Soon after their first trips to the Warm Springs Reservation in 1949, the Frenches glimpsed the opportunity for fieldwork. Having established good relationships with key people in the Indian community, they enticed several Reed students to come to the reservation, and by 1950 had set about seeking support from the college and outside sources for their anthropological work. On June 26, 1950, David French wrote to Morris Edward Opler, who had been his anthropology mentor at Reed (and whom he followed in 1939 to Pomona College in California, where Opler introduced him to Kay Story, his future spouse). Opler was now at Cornell, and well positioned with respect to the Ford Foundation and other new funding sources for social science research. The tone of French’s letter is casual, even intimate:

Dear Morrie,
It’s about time for a general recapitulation of news from Oregon…Mostly I have been teaching school, which at Reed somehow manages to be about all one does. I believe you got some writing done; practically none of the present faculty do any research or writing, even in the summer time.

I believe you got some writing done. Here is a recurrent aria in French’s correspondence from 1947 into the 1980s: the difficulty of finding time to write and conduct research when faced with a Reed-sized teaching burden.

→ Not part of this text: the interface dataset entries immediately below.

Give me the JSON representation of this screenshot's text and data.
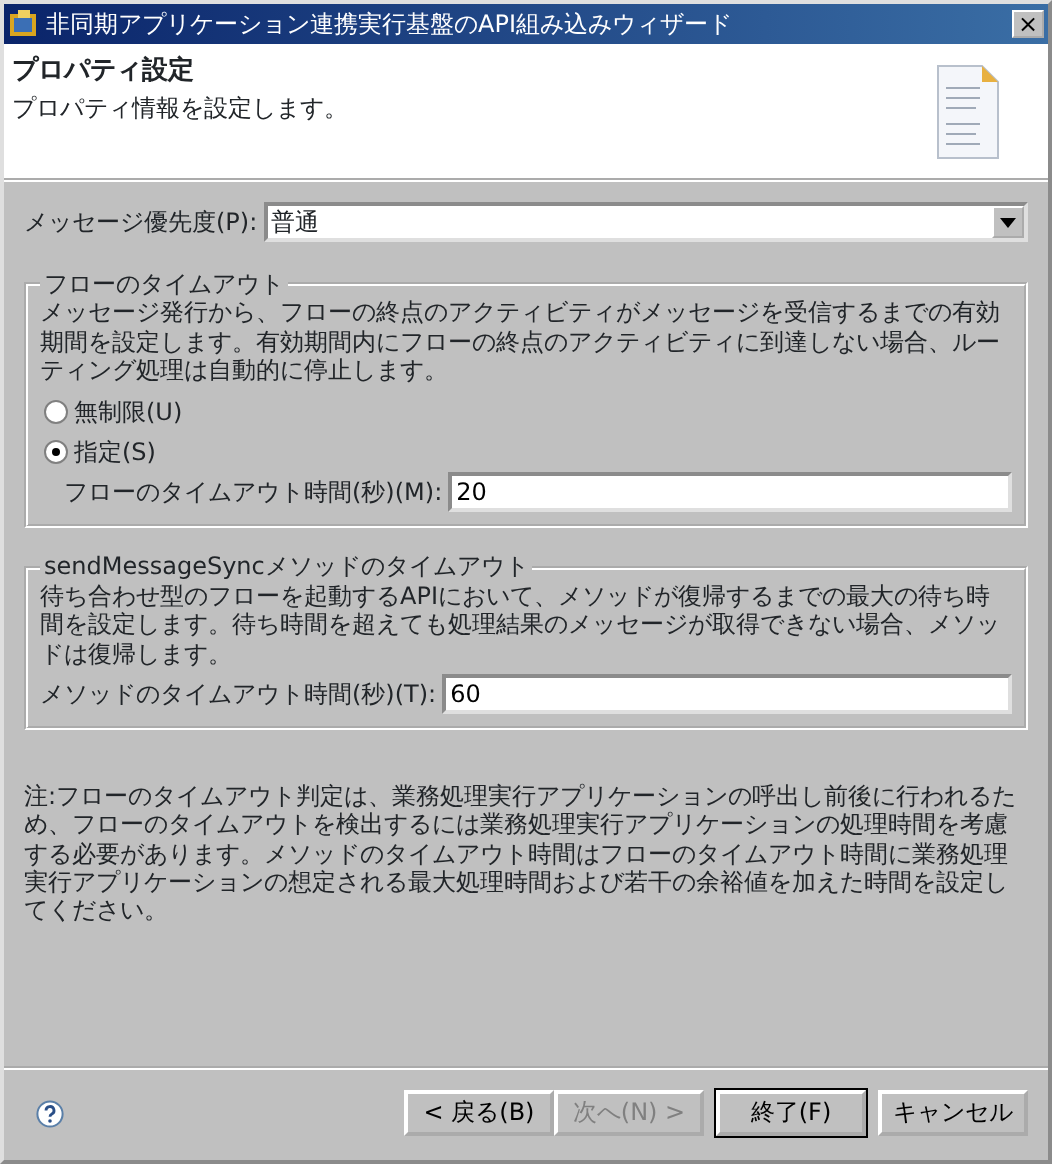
{
  "window": {
    "title": "非同期アプリケーション連携実行基盤のAPI組み込みウィザード",
    "close": "×"
  },
  "header": {
    "title": "プロパティ設定",
    "description": "プロパティ情報を設定します。"
  },
  "priority": {
    "label": "メッセージ優先度(P):",
    "value": "普通"
  },
  "flow_timeout": {
    "legend": "フローのタイムアウト",
    "description": "メッセージ発行から、フローの終点のアクティビティがメッセージを受信するまでの有効期間を設定します。有効期間内にフローの終点のアクティビティに到達しない場合、ルーティング処理は自動的に停止します。",
    "options": [
      {
        "label": "無制限(U)",
        "selected": false
      },
      {
        "label": "指定(S)",
        "selected": true
      }
    ],
    "field": {
      "label": "フローのタイムアウト時間(秒)(M):",
      "value": "20"
    }
  },
  "method_timeout": {
    "legend": "sendMessageSyncメソッドのタイムアウト",
    "description": "待ち合わせ型のフローを起動するAPIにおいて、メソッドが復帰するまでの最大の待ち時間を設定します。待ち時間を超えても処理結果のメッセージが取得できない場合、メソッドは復帰します。",
    "field": {
      "label": "メソッドのタイムアウト時間(秒)(T):",
      "value": "60"
    }
  },
  "note": "注:フローのタイムアウト判定は、業務処理実行アプリケーションの呼出し前後に行われるため、フローのタイムアウトを検出するには業務処理実行アプリケーションの処理時間を考慮する必要があります。メソッドのタイムアウト時間はフローのタイムアウト時間に業務処理実行アプリケーションの想定される最大処理時間および若干の余裕値を加えた時間を設定してください。",
  "buttons": [
    {
      "label": "< 戻る(B)",
      "disabled": false,
      "default": false
    },
    {
      "label": "次へ(N) >",
      "disabled": true,
      "default": false
    },
    {
      "label": "終了(F)",
      "disabled": false,
      "default": true
    },
    {
      "label": "キャンセル",
      "disabled": false,
      "default": false
    }
  ]
}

Continuing in the same newsy vein, French describes his students, first mentioning Harry Paget, whose thesis film Return to the River chronicles—in footage that is now unforgettable and irreplaceable—the seasonal rhythms of Indian fishing on the Columbia River in the years just before the last large hydroelectric dams were built. He then moves on to Dell Hymes, a “smart fellow” whom he hopes might go on to study with Opler. Finally, French gets around to the pitch: he plans to submit Opler’s name as a reference for some grants to relieve his teaching load (some of which Kay will take on) and support the Warm Springs research. Hymes, meanwhile, had decamped to Indiana University at Bloomington by this time; he had landed a $400 summer fieldwork grant to add to his G.I. Bill pay; and he was laying the groundwork for Gary Snyder to join him in grad school the following year. Snyder had spent the summer of 1951 at Warm Springs, after writing a joint anthropology/literature thesis on a myth of the Haida people (from the northern coast of British Columbia) under the direction of David French and Lloyd Reynolds; Hymes was already circulating a copy of Snyder’s B.A. thesis among the faculty at Indiana.

By mid-June, Hymes was back in Oregon to begin linguistic work on Wasco (also known as Kiksht), one of three distinct languages spoken at Warm Springs (the others being Numu/Paiute and Ichishkiin/Sahaptin). And the Frenches had introduced him to two Wasco speakers who would become his most important interlocutors over several decades of seminal anthropological and linguistic research: Philip Kahclamat—who had spent the 1932–33 school year at Yale serving as an informant in a course taught by the renowned linguist-anthropologist Edward Sapir (1884–1939)—and Hiram Smith, a member of a large and prosperous Wasco family at Warm Springs (the Smiths could count a Chinese railroad worker and an itinerant Jewish peddler among their ancestors). Kahclamat, who was killed in an altercation in 1958, was a mercurial presence, in remembrance of whom Hymes would write a poem 25 years later; Smith, on the other hand, became a steady presence in Hymes’ life—as a linguistic informant, friend, and perhaps surrogate father—until his own death in 1989.

reed magazine logoWinter 2008